Before I go, a quick mention of the fact that Harry Cayton will be chairing the new Public Engagement and Involvement Committee at the MHRA which should be up and running some time this year. Good news.
Recommendations for more effective engagement
The pharmaceutical industry, medicines regulators, commissioners and prescribers need to capture and appreciate what patients say about medicines more thoroughly and comprehensively, and to understand the stories that people tell about medicines: how they use them; the benefits they experience; and the adverse reactions that can arise, so that we can make the most of this area of healthcare.
Start the process with a collection of patient terms and descriptors, collected throughout the medicines system: in clinical trials; regulatory decisions; technical appraisals; the consulting room; the pharmacy, in order to help health professionals work with patients to get the most from a medicine they have decided to take.
Create new opportunities to capture and react to patients’ views and experiences about medicines. The current opportunity to report suspected adverse drug reactions through the Yellow Card Scheme needs greater use and a higher profile. We need to explore other options to report – for example developing a patient formulary and using initiatives like healthtalkonline.
The Expert Patients Programme should explore how it could further develop expert medicine users to provide support and advice to people about their medicines.
To build further on existing achievements, more sustained effort needs to go into the quality and design of medicine information leaflets, addressing a range of needs, and using a range of formats and approaches – including exploiting opportunities offered by new communication tools.
Recommendations for service improvement
GP consortia in collaboration with local networks of pharmacists, nurses and other healthcare professionals should introduce a proactive system of aftercare to allow patients to be contacted in the first few weeks after starting a new medicine. Some people may need longer-term support. We welcome the planned introduction of the Department of Health’s ‘new medicines service’ which may be an opportunity to improve the management of medicines use.
Every GP practice in the country should have access to a local pharmacist adviser, to whom they can refer patients with medication problems, and who can be used as a source of advice for both patients and GPs on medication related issues.
Patients should control access to their care record and, if they wish, allow pharmacists and other healthcare professionals to access and input into their electronic NHS patient record.
There should be a better use of information technology in general practices to assist the public in requesting and obtaining prescriptions.
Recommendations for improving research for the benefit of the public
Reporting guidelines on patient and public involvement in medicines research should be developed to: improve standards of reporting of patient and public involvement (PPI); strengthen the evidence base for PPI in medicines research; and encourage its inclusion in research design and conduct. These guidelines should be primarily aimed at scientists writing up their research for publication or involved in peer review, and at academic journals.
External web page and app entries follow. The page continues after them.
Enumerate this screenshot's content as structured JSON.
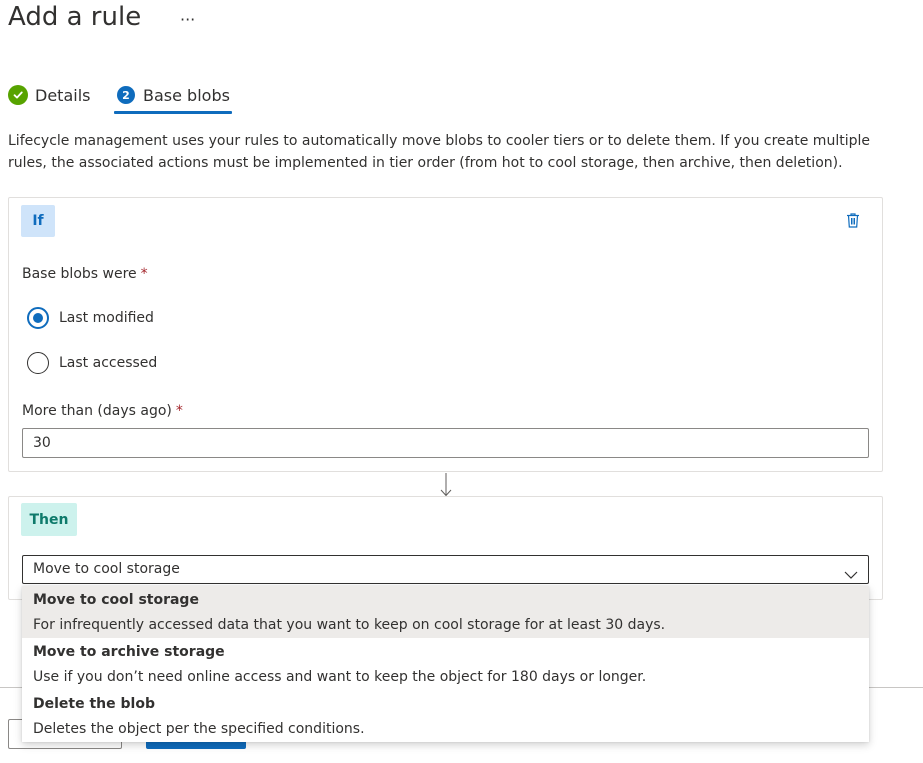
{
  "page": {
    "title": "Add a rule",
    "more_label": "···"
  },
  "tabs": [
    {
      "label": "Details",
      "state": "complete"
    },
    {
      "label": "Base blobs",
      "number": "2",
      "state": "active"
    }
  ],
  "description": "Lifecycle management uses your rules to automatically move blobs to cooler tiers or to delete them. If you create multiple rules, the associated actions must be implemented in tier order (from hot to cool storage, then archive, then deletion).",
  "if_block": {
    "chip": "If",
    "base_blobs_label": "Base blobs were",
    "required_mark": "*",
    "radio_options": [
      {
        "label": "Last modified",
        "selected": true
      },
      {
        "label": "Last accessed",
        "selected": false
      }
    ],
    "days_label": "More than (days ago)",
    "days_value": "30"
  },
  "then_block": {
    "chip": "Then",
    "selected_action": "Move to cool storage",
    "options": [
      {
        "title": "Move to cool storage",
        "description": "For infrequently accessed data that you want to keep on cool storage for at least 30 days.",
        "selected": true
      },
      {
        "title": "Move to archive storage",
        "description": "Use if you don’t need online access and want to keep the object for 180 days or longer.",
        "selected": false
      },
      {
        "title": "Delete the blob",
        "description": "Deletes the object per the specified conditions.",
        "selected": false
      }
    ]
  },
  "colors": {
    "accent": "#0f6cbd",
    "success": "#57a300",
    "if_chip_bg": "#cfe4fa",
    "then_chip_bg": "#cdf2ed",
    "required": "#a4262c"
  },
  "icons": {
    "tab_complete": "checkmark-icon",
    "delete": "trash-icon",
    "flow": "arrow-down-icon",
    "dropdown": "chevron-down-icon"
  }
}
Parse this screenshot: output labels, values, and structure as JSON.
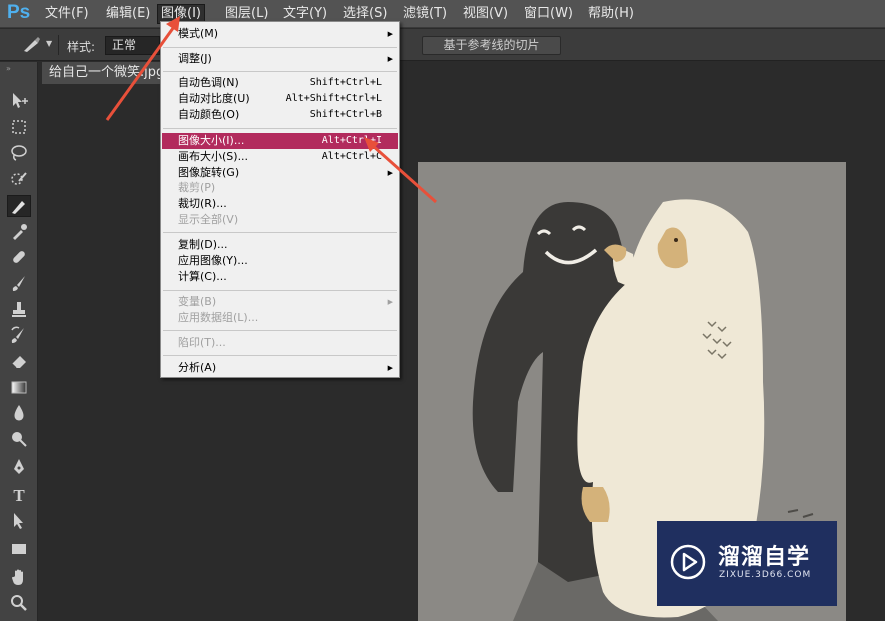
{
  "app": {
    "logo": "Ps"
  },
  "menubar": {
    "items": [
      "文件(F)",
      "编辑(E)",
      "图像(I)",
      "图层(L)",
      "文字(Y)",
      "选择(S)",
      "滤镜(T)",
      "视图(V)",
      "窗口(W)",
      "帮助(H)"
    ],
    "active": "图像(I)"
  },
  "options": {
    "style_label": "样式:",
    "style_value": "正常",
    "slice_button": "基于参考线的切片"
  },
  "document": {
    "tab_title": "给自己一个微笑.jpg"
  },
  "toolbar": {
    "tools": [
      "move-tool",
      "marquee-tool",
      "lasso-tool",
      "quick-select-tool",
      "slice-tool",
      "eyedropper-tool",
      "healing-brush-tool",
      "brush-tool",
      "clone-stamp-tool",
      "history-brush-tool",
      "eraser-tool",
      "gradient-tool",
      "blur-tool",
      "dodge-tool",
      "pen-tool",
      "type-tool",
      "path-select-tool",
      "rectangle-tool",
      "hand-tool",
      "zoom-tool"
    ],
    "selected": "slice-tool"
  },
  "image_menu": {
    "items": [
      {
        "label": "模式(M)",
        "shortcut": "",
        "submenu": true,
        "disabled": false
      },
      {
        "label": "调整(J)",
        "shortcut": "",
        "submenu": true,
        "disabled": false
      },
      {
        "label": "自动色调(N)",
        "shortcut": "Shift+Ctrl+L",
        "submenu": false,
        "disabled": false
      },
      {
        "label": "自动对比度(U)",
        "shortcut": "Alt+Shift+Ctrl+L",
        "submenu": false,
        "disabled": false
      },
      {
        "label": "自动颜色(O)",
        "shortcut": "Shift+Ctrl+B",
        "submenu": false,
        "disabled": false
      },
      {
        "label": "图像大小(I)...",
        "shortcut": "Alt+Ctrl+I",
        "submenu": false,
        "disabled": false,
        "highlighted": true
      },
      {
        "label": "画布大小(S)...",
        "shortcut": "Alt+Ctrl+C",
        "submenu": false,
        "disabled": false
      },
      {
        "label": "图像旋转(G)",
        "shortcut": "",
        "submenu": true,
        "disabled": false
      },
      {
        "label": "裁剪(P)",
        "shortcut": "",
        "submenu": false,
        "disabled": true
      },
      {
        "label": "裁切(R)...",
        "shortcut": "",
        "submenu": false,
        "disabled": false
      },
      {
        "label": "显示全部(V)",
        "shortcut": "",
        "submenu": false,
        "disabled": true
      },
      {
        "label": "复制(D)...",
        "shortcut": "",
        "submenu": false,
        "disabled": false
      },
      {
        "label": "应用图像(Y)...",
        "shortcut": "",
        "submenu": false,
        "disabled": false
      },
      {
        "label": "计算(C)...",
        "shortcut": "",
        "submenu": false,
        "disabled": false
      },
      {
        "label": "变量(B)",
        "shortcut": "",
        "submenu": true,
        "disabled": true
      },
      {
        "label": "应用数据组(L)...",
        "shortcut": "",
        "submenu": false,
        "disabled": true
      },
      {
        "label": "陷印(T)...",
        "shortcut": "",
        "submenu": false,
        "disabled": true
      },
      {
        "label": "分析(A)",
        "shortcut": "",
        "submenu": true,
        "disabled": false
      }
    ]
  },
  "watermark": {
    "title": "溜溜自学",
    "url": "ZIXUE.3D66.COM"
  },
  "colors": {
    "menu_highlight": "#b22b5d",
    "arrow": "#e8503a",
    "ps_blue": "#4fb0ee",
    "watermark_bg": "#1f2f5f"
  }
}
Health departments across the UK should collaborate and fund initiatives to improve public awareness and understanding of the importance and role of research in delivering quality care. We would like to see public involvement in health research extended to include their involvement in the development of new medicines.
The new National Institute for Health Research (NIHR) School for Public Health Research and NIHR Policy Research Unit on Behaviour and Health to be established as part of the government’s white paper proposals on public health should investigate public health-orientated approaches to the use of medicines, alongside conventional applications of pharmaceutical technologies.
Regulatory approaches should also support consideration of the population benefits of medicines use. The outcomes of regulatory decisions should be evaluated in terms of population health benefit, together with an evaluation of the acceptability of such an approach to the public.